We want to do the same thing in Colón, to take advantage of those benefits, and to have a piece of downtown next to Albrook Mall in the form of an outlet. It will be another point of sales, since Panama is a shopping destination in the region. We need to take full advantage of this and get more people to come. All those buses from Nicaragua, Honduras, and Costa Rica need to come over here.

A lot of businessmen are talking about the operating costs. What decisions are going to be made?

The cost issue is also very sensitive, and we’ll see how we can ease that as much as possible, along with the budget. There have been many detailed cost-benefit analyses done, and for some people it is no longer worth it to be in the free trade zone.

Will there be reforms? Will there be petitions made to the executive?

Yes, no doubt! That is part of the conversation. [We’ll need] an amendment to the organic law to bring it more in line. We have a law that is more than 65 years old, and it needs to be updated.

How will it be updated?

The point of single contact for official procedures is an example. In Panama Pacifico, it’s fabulous. It is something that is visible, and where all the government institutions that we have to interact with can be found in one place. This makes the process faster, because bureaucracy can be a burden. It is something that we have seen working and seems like a good idea to us. It’s all about including best practices.
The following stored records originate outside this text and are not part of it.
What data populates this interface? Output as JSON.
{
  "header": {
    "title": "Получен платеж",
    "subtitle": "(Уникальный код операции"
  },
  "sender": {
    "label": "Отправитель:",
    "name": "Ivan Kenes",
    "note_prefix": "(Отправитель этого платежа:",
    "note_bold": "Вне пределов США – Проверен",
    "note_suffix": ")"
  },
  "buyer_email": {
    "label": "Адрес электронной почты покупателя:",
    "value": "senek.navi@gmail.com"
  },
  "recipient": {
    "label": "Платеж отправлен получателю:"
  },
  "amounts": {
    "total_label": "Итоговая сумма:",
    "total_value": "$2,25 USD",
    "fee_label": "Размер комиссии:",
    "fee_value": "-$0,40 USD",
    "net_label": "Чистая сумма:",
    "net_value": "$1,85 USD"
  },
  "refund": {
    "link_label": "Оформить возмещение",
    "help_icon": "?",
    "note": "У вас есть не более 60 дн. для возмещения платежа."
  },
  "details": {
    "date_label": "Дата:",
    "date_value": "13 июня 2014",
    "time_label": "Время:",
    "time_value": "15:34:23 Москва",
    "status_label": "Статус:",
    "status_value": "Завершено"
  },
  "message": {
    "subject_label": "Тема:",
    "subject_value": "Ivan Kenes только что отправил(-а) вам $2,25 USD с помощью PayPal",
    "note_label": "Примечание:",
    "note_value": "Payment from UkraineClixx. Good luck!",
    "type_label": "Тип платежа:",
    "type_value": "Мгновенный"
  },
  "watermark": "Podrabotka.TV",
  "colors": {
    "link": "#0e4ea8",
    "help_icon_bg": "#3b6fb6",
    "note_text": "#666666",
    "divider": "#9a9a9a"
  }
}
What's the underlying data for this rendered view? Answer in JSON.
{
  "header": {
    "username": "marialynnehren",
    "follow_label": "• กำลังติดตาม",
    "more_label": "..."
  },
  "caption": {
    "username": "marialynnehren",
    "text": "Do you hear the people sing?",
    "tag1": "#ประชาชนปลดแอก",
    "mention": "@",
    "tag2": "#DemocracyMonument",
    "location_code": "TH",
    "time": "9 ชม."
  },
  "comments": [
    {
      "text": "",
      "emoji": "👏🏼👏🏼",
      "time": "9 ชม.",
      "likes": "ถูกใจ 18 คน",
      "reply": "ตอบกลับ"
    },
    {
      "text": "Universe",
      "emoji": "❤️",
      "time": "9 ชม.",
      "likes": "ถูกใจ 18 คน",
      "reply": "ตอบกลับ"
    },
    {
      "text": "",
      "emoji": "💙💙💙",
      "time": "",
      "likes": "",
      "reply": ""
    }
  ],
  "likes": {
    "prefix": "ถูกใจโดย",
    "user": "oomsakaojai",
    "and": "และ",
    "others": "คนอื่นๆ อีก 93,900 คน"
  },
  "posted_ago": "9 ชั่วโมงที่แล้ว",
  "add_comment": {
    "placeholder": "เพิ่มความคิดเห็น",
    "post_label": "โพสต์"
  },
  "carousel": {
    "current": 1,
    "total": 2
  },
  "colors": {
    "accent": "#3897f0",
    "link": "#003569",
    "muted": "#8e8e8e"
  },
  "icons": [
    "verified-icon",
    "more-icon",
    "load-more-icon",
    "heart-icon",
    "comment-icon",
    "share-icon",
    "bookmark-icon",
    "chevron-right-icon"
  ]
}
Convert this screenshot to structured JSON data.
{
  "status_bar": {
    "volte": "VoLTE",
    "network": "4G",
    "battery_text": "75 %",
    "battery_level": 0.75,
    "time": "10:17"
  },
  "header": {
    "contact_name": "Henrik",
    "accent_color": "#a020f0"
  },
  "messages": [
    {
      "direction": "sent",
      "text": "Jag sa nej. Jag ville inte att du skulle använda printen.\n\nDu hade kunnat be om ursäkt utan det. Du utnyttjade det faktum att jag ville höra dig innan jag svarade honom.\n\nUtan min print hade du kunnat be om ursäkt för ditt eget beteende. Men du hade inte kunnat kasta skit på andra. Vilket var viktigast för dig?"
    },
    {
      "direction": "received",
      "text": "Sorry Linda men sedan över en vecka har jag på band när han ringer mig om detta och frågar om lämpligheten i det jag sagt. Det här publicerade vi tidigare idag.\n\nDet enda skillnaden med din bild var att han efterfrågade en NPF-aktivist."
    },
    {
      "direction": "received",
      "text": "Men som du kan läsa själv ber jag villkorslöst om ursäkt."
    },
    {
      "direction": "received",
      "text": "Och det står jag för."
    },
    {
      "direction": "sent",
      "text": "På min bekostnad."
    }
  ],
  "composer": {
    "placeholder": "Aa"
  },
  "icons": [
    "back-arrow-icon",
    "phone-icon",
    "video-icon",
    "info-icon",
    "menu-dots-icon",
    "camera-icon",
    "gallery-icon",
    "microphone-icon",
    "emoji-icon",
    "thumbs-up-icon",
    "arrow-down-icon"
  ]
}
What about looking for new markets that have declined, replacing Colombia and Venezuela? 

The problem is the size of Venezuela and Colombia. Imagine how difficult it is to replace 50 percent of your sales overnight. That is why Pareto’s law of 80-20 has to be applied. The concept in business is that 80 percent of your income comes from the 20 percent of your clients, or the other way around. We see that we should concentrate our efforts in Venezuela, Colombia, and Panama, because where else can you go to have the opportunity to collect that?

Are you going to be part of the negotiating body in charge of the Venezuelan debt? 
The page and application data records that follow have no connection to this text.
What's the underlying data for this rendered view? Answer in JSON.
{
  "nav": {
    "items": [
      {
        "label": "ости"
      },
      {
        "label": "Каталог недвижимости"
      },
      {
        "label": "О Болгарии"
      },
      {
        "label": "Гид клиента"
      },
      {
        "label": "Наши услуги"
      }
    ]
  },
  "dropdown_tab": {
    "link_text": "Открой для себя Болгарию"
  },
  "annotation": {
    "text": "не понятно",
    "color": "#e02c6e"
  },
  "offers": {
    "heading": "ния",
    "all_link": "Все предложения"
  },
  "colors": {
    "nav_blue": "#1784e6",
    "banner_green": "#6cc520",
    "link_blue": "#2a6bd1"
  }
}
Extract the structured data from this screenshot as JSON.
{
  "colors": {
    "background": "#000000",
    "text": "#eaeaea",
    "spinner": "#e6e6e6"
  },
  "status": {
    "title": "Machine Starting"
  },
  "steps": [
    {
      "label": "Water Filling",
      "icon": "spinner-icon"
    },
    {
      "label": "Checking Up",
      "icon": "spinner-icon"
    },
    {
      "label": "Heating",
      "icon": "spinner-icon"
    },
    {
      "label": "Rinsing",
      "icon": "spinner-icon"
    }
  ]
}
I do not know yet. The Ministry of Commerce and Industry of Panama and the country’s president will decide who will be part of the delegation.

How did you get to take up this position? 

I do not know.… I can tell you that someone crazy person offered it. When I got the offer, I had to check with my executive board, but I saw an opportunity. Sometimes in life, you get these opportunities, and Colón is where my grandmother and father were born. I have been working here for 30 years, and honestly, it hurts to see how Colón is these days. We have to roll up our sleeves sometimes. You can criticize the government as much as you want, but if you are not willing to do anything, it diminishes your credibility to criticize.

Source: La Prensa.

Translated by Mariana Nava.